__Task directions__
Within the entries underneath, how many lines include the string "Modalidad"? State only the number.

__Exercise materials__
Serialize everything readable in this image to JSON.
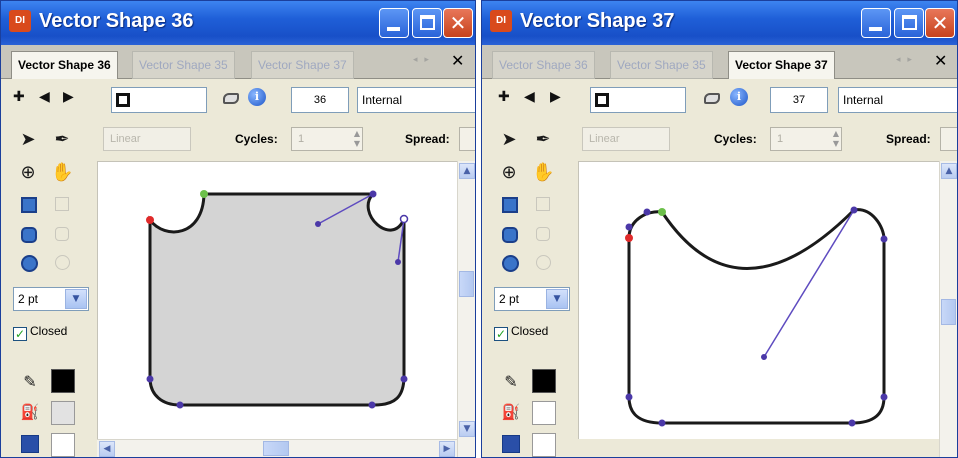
{
  "windows": [
    {
      "title": "Vector Shape 36",
      "app_icon": "DI",
      "tabs": [
        "Vector Shape 36",
        "Vector Shape 35",
        "Vector Shape 37"
      ],
      "active_tab": 0,
      "member_number": "36",
      "ink": "Internal",
      "gradient_type": "Linear",
      "cycles_label": "Cycles:",
      "cycles_value": "1",
      "spread_label": "Spread:",
      "line_width": "2 pt",
      "closed_label": "Closed",
      "closed": true,
      "fill_color": "#d4d4d4"
    },
    {
      "title": "Vector Shape 37",
      "app_icon": "DI",
      "tabs": [
        "Vector Shape 36",
        "Vector Shape 35",
        "Vector Shape 37"
      ],
      "active_tab": 2,
      "member_number": "37",
      "ink": "Internal",
      "gradient_type": "Linear",
      "cycles_label": "Cycles:",
      "cycles_value": "1",
      "spread_label": "Spread:",
      "line_width": "2 pt",
      "closed_label": "Closed",
      "closed": true,
      "fill_color": "#ffffff"
    }
  ],
  "icons": {
    "nav": [
      "plus-icon",
      "prev-arrow-icon",
      "next-arrow-icon"
    ],
    "tools": [
      "arrow-tool-icon",
      "pen-tool-icon",
      "registration-point-icon",
      "hand-tool-icon",
      "rectangle-icon",
      "rounded-rectangle-icon",
      "ellipse-icon"
    ]
  },
  "colors": {
    "title_bar": "#1f5fd8",
    "stroke": "#1a1a1a",
    "vertex": "#4b38a8",
    "handle_line": "#5e4bc0",
    "first_vertex": "#e02a2a",
    "last_vertex": "#6cc04a"
  }
}
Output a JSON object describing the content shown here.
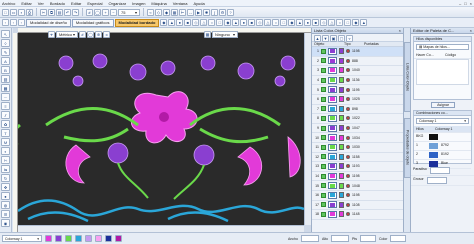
{
  "menu": [
    "Archivo",
    "Editar",
    "Ver",
    "Bordado",
    "Editar",
    "Especial",
    "Organizar",
    "Imagen",
    "Máquina",
    "Ventana",
    "Ayuda"
  ],
  "toolbar": {
    "zoom_value": "75",
    "modes": [
      "Modalidad de diseño",
      "Modalidad gráficos",
      "Modalidad bordado"
    ],
    "active_mode_index": 2
  },
  "canvas_toolbar": {
    "metric_label": "Métrico",
    "ninguno_label": "Ninguno"
  },
  "color_panel": {
    "title": "Lista Color-Objeto",
    "col_headers": [
      "Objeto",
      "Tipo",
      "Puntadas"
    ],
    "rows": [
      {
        "num": "1",
        "stitches": "1198"
      },
      {
        "num": "2",
        "stitches": "888"
      },
      {
        "num": "3",
        "stitches": "1040"
      },
      {
        "num": "4",
        "stitches": "1136"
      },
      {
        "num": "5",
        "stitches": "1195"
      },
      {
        "num": "6",
        "stitches": "1025"
      },
      {
        "num": "7",
        "stitches": "898"
      },
      {
        "num": "8",
        "stitches": "1022"
      },
      {
        "num": "9",
        "stitches": "1047"
      },
      {
        "num": "10",
        "stitches": "1034"
      },
      {
        "num": "11",
        "stitches": "1030"
      },
      {
        "num": "12",
        "stitches": "1158"
      },
      {
        "num": "13",
        "stitches": "1193"
      },
      {
        "num": "14",
        "stitches": "1198"
      },
      {
        "num": "15",
        "stitches": "1048"
      },
      {
        "num": "16",
        "stitches": "1198"
      },
      {
        "num": "17",
        "stitches": "1108"
      },
      {
        "num": "18",
        "stitches": "1148"
      }
    ],
    "swatch_colors": [
      "#8a3fd0",
      "#9c3ad6",
      "#e23ad8",
      "#6ad94a",
      "#8a3fd0",
      "#e23ad8",
      "#2aa6d8",
      "#6ad94a",
      "#8a3fd0",
      "#e23ad8",
      "#6ad94a",
      "#2aa6d8",
      "#8a3fd0",
      "#e23ad8",
      "#6ad94a",
      "#2aa6d8",
      "#8a3fd0",
      "#e23ad8"
    ]
  },
  "side_tabs": [
    "Lista Color-Objeto",
    "Propiedades de objeto"
  ],
  "palette_panel": {
    "title": "Editor de Paleta de C...",
    "available_threads_label": "Hilos disponibles",
    "threads_chart_label": "Mapas de hilos...",
    "search_cols": [
      "Hacer Co...",
      "Código"
    ],
    "assign_button": "Asignar",
    "combos_label": "Combinaciones co...",
    "combo_value": "Colorway 1",
    "hilos_header": [
      "Hilos",
      "Colorway 1"
    ],
    "hilo_rows": [
      {
        "code": "BKG",
        "name": ""
      },
      {
        "code": "1",
        "name": "8792"
      },
      {
        "code": "2",
        "name": "8192"
      },
      {
        "code": "3",
        "name": "Blue"
      }
    ],
    "hilo_colors": [
      "#111111",
      "#6ea0d8",
      "#2e63c6",
      "#1b2f9a"
    ],
    "paradiso_label": "Paradiso",
    "grosor_label": "Grosor"
  },
  "statusbar": {
    "colorway": "Colorway 1",
    "coords": [
      "Ancho",
      "Alto",
      "Pts",
      "Color"
    ]
  }
}
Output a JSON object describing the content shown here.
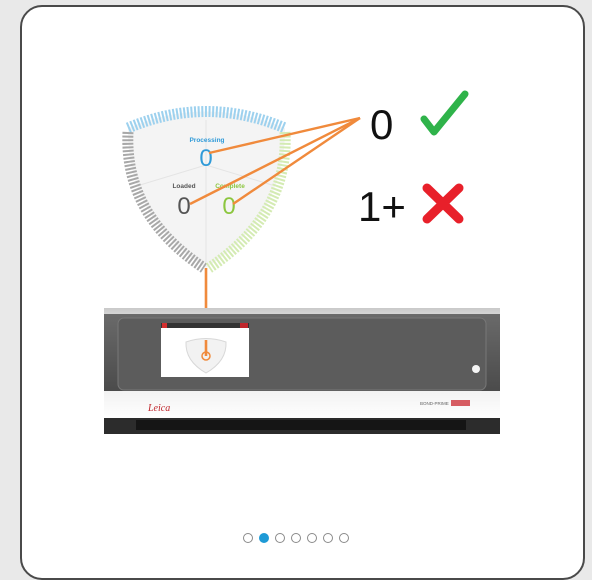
{
  "gauge": {
    "processing_label": "Processing",
    "processing_value": "0",
    "loaded_label": "Loaded",
    "loaded_value": "0",
    "complete_label": "Complete",
    "complete_value": "0"
  },
  "legend": {
    "ok_count": "0",
    "ok_icon": "check-icon",
    "error_count": "1+",
    "error_icon": "cross-icon"
  },
  "instrument": {
    "brand": "Leica",
    "model": "BOND-PRIME"
  },
  "pagination": {
    "total": 7,
    "active_index": 1
  },
  "colors": {
    "processing": "#2f9ad8",
    "loaded": "#555555",
    "complete": "#8cc63f",
    "connector": "#f08a3c",
    "check": "#2fb34a",
    "cross": "#e8202a",
    "active_dot": "#1e9ad6"
  }
}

__Answer to this exercise__
3